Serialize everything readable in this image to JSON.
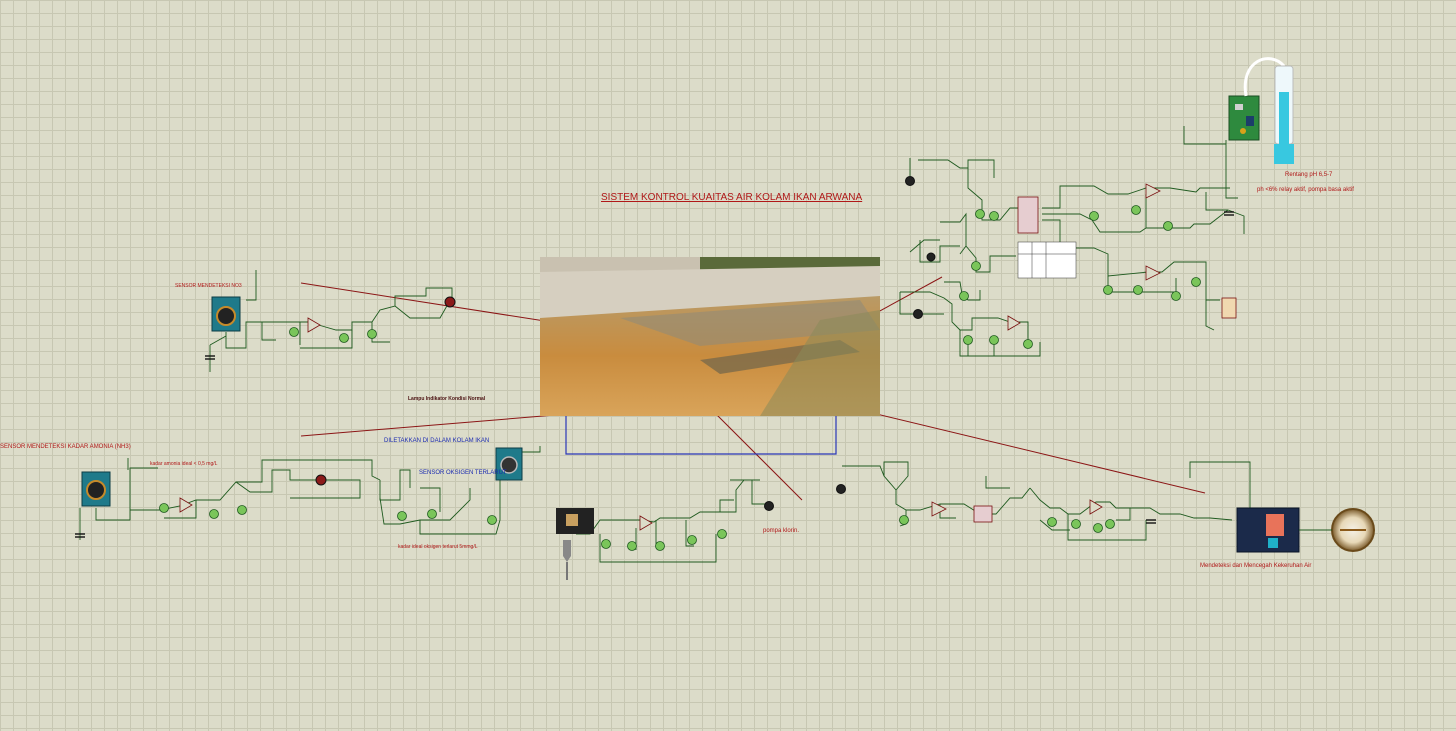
{
  "title": "SISTEM KONTROL KUAITAS AIR KOLAM IKAN ARWANA",
  "labels": {
    "no3_sensor": "SENSOR MENDETEKSI NO3",
    "ammonia_sensor": "SENSOR MENDETEKSI KADAR AMONIA (NH3)",
    "ammonia_level": "kadar amonia ideal < 0,5 mg/L",
    "lamp_indicator": "Lampu Indikator Kondisi Normal",
    "placed_in_pond": "DILETAKKAN DI DALAM KOLAM IKAN",
    "oxygen_sensor": "SENSOR OKSIGEN TERLARUT",
    "oxygen_level": "kadar ideal oksigen terlarut 5mmg/L",
    "chlorine_pump": "pompa klorin.",
    "ph_range": "Rentang pH 6,5-7",
    "ph_note": "ph <6% relay aktif, pompa basa aktif",
    "turbidity": "Mendeteksi dan Mencegah Kekeruhan Air"
  },
  "colors": {
    "background": "#dcdcc9",
    "grid": "#c7c7b2",
    "wire": "#1f5a1f",
    "title": "#b01818",
    "connector_line": "#8b1515",
    "note_blue": "#1a2ab0"
  },
  "icons": {
    "no3_sensor": "sensor-module-icon",
    "ammonia_sensor": "sensor-module-icon",
    "oxygen_sensor": "sensor-module-icon",
    "ph_module": "ph-module-icon",
    "ph_probe": "ph-probe-icon",
    "turbidity_module": "turbidity-module-icon",
    "motor": "motor-icon",
    "voltmeter": "voltmeter-icon",
    "lamp": "lamp-icon",
    "photo": "pond-photo"
  }
}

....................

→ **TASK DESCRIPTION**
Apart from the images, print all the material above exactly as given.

→ **RESULT FOR THIS EXERCISE**
Serialize everything readable in this image to JSON.
{
  "title": "SISTEM KONTROL KUAITAS AIR KOLAM IKAN ARWANA",
  "labels": {
    "no3_sensor": "SENSOR MENDETEKSI NO3",
    "ammonia_sensor": "SENSOR MENDETEKSI KADAR AMONIA (NH3)",
    "ammonia_level": "kadar amonia ideal < 0,5 mg/L",
    "lamp_indicator": "Lampu Indikator Kondisi Normal",
    "placed_in_pond": "DILETAKKAN DI DALAM KOLAM IKAN",
    "oxygen_sensor": "SENSOR OKSIGEN TERLARUT",
    "oxygen_level": "kadar ideal oksigen terlarut 5mmg/L",
    "chlorine_pump": "pompa klorin.",
    "ph_range": "Rentang pH 6,5-7",
    "ph_note": "ph <6% relay aktif, pompa basa aktif",
    "turbidity": "Mendeteksi dan Mencegah Kekeruhan Air"
  },
  "colors": {
    "background": "#dcdcc9",
    "grid": "#c7c7b2",
    "wire": "#1f5a1f",
    "title": "#b01818",
    "connector_line": "#8b1515",
    "note_blue": "#1a2ab0"
  },
  "icons": {
    "no3_sensor": "sensor-module-icon",
    "ammonia_sensor": "sensor-module-icon",
    "oxygen_sensor": "sensor-module-icon",
    "ph_module": "ph-module-icon",
    "ph_probe": "ph-probe-icon",
    "turbidity_module": "turbidity-module-icon",
    "motor": "motor-icon",
    "voltmeter": "voltmeter-icon",
    "lamp": "lamp-icon",
    "photo": "pond-photo"
  }
}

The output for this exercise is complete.